Eating tamales on New Year's Day is traditional in Mexico. The golden yellow of the corn in the masa symbolizes wealth for the future, while the tamales themselves represent prosperity and family unity. Tamales pretty much make appearances at every special occasion in Mexico, but they are especially a favorite during the holidays. On New Year's Day, tamales are often served with the soup Menudo because it is known to be good for hangovers, and gosh only knows how big of a bang your New Year's Eve was! Menudo (as you may know) is made with tripe, which is the lining of an animal's stomach, and although many have told me how it's great ... I still say, "no thanks!"

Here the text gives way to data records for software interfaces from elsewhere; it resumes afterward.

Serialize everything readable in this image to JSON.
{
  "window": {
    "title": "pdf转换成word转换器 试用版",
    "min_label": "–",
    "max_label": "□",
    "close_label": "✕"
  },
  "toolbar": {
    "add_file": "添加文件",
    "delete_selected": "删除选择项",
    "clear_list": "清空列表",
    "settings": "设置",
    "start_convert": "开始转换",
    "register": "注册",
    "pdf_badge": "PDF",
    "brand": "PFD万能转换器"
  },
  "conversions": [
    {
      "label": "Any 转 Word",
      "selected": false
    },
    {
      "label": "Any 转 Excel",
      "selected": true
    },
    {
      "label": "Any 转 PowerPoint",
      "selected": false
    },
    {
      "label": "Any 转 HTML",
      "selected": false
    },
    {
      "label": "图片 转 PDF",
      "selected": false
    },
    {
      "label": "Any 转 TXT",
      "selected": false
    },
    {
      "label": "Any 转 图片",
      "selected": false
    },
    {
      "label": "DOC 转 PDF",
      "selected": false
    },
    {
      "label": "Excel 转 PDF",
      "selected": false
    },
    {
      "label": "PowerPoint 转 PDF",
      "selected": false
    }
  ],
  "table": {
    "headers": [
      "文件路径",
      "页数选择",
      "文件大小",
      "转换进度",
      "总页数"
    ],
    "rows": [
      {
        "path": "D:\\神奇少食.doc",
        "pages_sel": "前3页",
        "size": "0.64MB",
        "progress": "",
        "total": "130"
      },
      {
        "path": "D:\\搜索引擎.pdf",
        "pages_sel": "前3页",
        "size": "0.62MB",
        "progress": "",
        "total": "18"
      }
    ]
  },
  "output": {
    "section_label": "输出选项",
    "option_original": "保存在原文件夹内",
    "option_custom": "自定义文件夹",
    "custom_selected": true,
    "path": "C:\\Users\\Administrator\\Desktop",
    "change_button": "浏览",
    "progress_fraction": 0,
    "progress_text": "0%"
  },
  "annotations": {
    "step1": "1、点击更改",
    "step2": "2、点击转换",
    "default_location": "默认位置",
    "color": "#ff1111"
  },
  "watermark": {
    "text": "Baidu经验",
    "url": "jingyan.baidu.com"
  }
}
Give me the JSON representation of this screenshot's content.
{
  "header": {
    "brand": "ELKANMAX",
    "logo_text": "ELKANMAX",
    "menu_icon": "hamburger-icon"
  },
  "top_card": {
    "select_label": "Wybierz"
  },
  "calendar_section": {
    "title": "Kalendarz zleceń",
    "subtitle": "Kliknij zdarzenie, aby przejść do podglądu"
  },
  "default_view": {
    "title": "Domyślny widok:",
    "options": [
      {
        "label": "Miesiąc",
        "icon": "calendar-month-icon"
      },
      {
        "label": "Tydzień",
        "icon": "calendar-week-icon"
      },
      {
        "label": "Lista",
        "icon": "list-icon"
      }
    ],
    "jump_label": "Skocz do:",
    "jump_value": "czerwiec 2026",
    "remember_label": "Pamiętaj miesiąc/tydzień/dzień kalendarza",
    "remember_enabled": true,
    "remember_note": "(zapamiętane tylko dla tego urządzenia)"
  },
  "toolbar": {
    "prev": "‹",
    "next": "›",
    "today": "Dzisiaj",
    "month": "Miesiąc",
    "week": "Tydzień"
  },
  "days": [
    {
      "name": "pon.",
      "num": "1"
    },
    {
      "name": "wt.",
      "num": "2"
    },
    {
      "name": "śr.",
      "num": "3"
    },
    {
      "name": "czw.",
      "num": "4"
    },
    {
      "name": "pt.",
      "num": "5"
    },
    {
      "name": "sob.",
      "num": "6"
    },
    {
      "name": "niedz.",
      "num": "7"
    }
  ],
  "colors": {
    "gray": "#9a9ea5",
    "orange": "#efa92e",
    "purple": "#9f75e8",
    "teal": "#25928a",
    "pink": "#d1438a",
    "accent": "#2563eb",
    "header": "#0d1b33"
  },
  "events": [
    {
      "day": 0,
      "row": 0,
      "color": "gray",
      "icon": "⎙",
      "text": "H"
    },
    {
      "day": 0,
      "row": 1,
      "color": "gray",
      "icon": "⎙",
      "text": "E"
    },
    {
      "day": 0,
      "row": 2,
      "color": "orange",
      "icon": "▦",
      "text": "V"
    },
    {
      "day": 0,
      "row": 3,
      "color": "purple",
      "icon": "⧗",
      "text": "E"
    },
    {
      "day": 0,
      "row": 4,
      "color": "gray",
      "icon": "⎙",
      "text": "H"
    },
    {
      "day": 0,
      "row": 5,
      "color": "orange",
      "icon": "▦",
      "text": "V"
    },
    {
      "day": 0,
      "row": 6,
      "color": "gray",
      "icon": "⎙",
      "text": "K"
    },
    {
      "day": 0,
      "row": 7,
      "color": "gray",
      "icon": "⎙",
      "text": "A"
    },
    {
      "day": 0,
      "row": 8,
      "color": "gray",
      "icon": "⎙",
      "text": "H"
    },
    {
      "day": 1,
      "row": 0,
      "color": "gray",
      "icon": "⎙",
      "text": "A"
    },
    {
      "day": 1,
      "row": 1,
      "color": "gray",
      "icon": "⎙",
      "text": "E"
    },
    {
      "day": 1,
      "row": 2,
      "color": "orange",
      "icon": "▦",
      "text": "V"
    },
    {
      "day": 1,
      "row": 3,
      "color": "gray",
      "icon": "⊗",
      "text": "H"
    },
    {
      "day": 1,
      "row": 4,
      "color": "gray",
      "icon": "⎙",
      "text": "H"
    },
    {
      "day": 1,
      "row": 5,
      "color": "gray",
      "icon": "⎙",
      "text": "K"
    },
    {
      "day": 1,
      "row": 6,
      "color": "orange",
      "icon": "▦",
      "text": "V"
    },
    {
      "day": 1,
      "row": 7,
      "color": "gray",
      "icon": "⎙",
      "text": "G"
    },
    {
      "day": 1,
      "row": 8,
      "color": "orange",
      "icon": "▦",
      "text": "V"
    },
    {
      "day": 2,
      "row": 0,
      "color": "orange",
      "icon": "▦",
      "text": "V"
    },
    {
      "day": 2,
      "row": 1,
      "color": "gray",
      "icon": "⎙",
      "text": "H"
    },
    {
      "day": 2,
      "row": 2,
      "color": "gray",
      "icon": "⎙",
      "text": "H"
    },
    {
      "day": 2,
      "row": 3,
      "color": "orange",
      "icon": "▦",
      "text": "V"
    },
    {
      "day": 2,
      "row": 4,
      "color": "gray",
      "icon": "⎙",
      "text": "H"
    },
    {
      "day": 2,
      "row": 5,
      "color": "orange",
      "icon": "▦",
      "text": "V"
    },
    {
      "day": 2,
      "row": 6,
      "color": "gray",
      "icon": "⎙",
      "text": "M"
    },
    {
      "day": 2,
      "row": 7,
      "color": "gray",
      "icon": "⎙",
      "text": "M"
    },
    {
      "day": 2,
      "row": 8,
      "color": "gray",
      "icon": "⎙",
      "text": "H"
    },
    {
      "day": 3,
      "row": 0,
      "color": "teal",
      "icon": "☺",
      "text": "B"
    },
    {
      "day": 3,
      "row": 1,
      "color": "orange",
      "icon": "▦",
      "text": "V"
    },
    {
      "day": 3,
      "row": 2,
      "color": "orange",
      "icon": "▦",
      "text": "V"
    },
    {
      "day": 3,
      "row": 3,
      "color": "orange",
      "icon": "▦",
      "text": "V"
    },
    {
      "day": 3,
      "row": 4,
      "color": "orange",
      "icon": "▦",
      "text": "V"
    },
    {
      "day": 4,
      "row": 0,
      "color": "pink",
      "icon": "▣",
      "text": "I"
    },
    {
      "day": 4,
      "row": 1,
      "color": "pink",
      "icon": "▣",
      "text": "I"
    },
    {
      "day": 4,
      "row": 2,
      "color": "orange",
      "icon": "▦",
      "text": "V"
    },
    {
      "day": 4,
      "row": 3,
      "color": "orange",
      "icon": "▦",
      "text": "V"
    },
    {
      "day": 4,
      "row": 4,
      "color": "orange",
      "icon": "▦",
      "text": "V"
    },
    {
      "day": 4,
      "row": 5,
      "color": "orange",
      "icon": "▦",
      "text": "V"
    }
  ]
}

But tamales, made with chicken, shredded beef, pork, or chiles & cheese are divine!

In my book, I talk about the patient that had promised to teach me how to make tamales, but sadly passed away before she got the chance; and another family who had very little to give, but still gifted me these warm morsels filled with very little meat but lottsa love.

Today I give you the recipe for HOMEMADE CHICKEN TAMALES


24 dried corn husks

1 whole chicken

(3 - 4 lbs. cut up)

1 medium onion quartered

2 tsp. salt

1 garlic clove crushed

3 quarts water


1 cup shortening

3 cups masa


6 tbsp. canola oil 1/4 tsp. garlic powder

6 tbsp. all-purpose flour 1/4 tsp. pepper

3/4 cup chili powder 2 cans sliced black olives drained

1/2 tsp. salt Hot water


For the prep, cover corn husks with cold water and soak until softened (at least 2 hours).

Place chicken, onion, salt, and garlic in a 6 qt. stockpot, pour in 3 quarts water and bring to a boil. Reduce heat and simmer while covered until the chicken is tender (about 45 - 60 min.)

Remove the chicken from the broth and when cool enough to handle, remove the bones and skin and discard. Shred the chicken, strain the juices, and skim the fat. Save this stock.

For the dough, beat the shortening until light and fluffy (about 1 minute). Beat in the masa harina a little at a time, alternating with the stock - using no more than 2 cups of the stock.

Drop a small amount of dough into a cold cup of water - it should float. If it doesn't, continue beating and rechecking until it does.

For the filling, heat oil in a Dutch oven and stir in the flour until blended. Cook and stir over medium heat until lightly browned (about 7 - 9 minutes). Then stir in the seasonings, the chicken, and the remaining stock - bring to a boil. Reduce the heat and simmer uncovered while stirring occasionally, until thickened (about 45 minutes).

For the assembly, drain the corn husks and pat dry, then tear 4 of the husks to make 20 strips for tying the tamales. To prevent the husks from drying out, cover them with a damp cloth until ready to use. On the wide end of each remaining husk, spread 3 tbsp. of the dough and top with 2 tbsp. of the chicken filling and then 2 tsp. olives - leave a 1/2" margin on the edges of the husk. Fold the long sides of the husk over the filling, overlapping slightly, then fold over the narrow end of the husk and tie it with the strip to secure.

For serving, place a large steamer basket in a stockpot over water and place the tamales upright in it. Bring to a boil, steam the tamales while covered, adding hot water to the pot as needed, until the dough peels away from the husk (about 45 minutes). Enjoy!

Sidenote: I can now see why I never made tamales while I was still working! If you don't have a whole day to spend in the kitchen, there are many delis, markets, and grocery stores that have their own delicious tamales to purchase...just sayin'

But if you do have the time and want to take on tamale-making, I'd suggest making a bunch to make it worth your time because they do freeze well!


bottom of page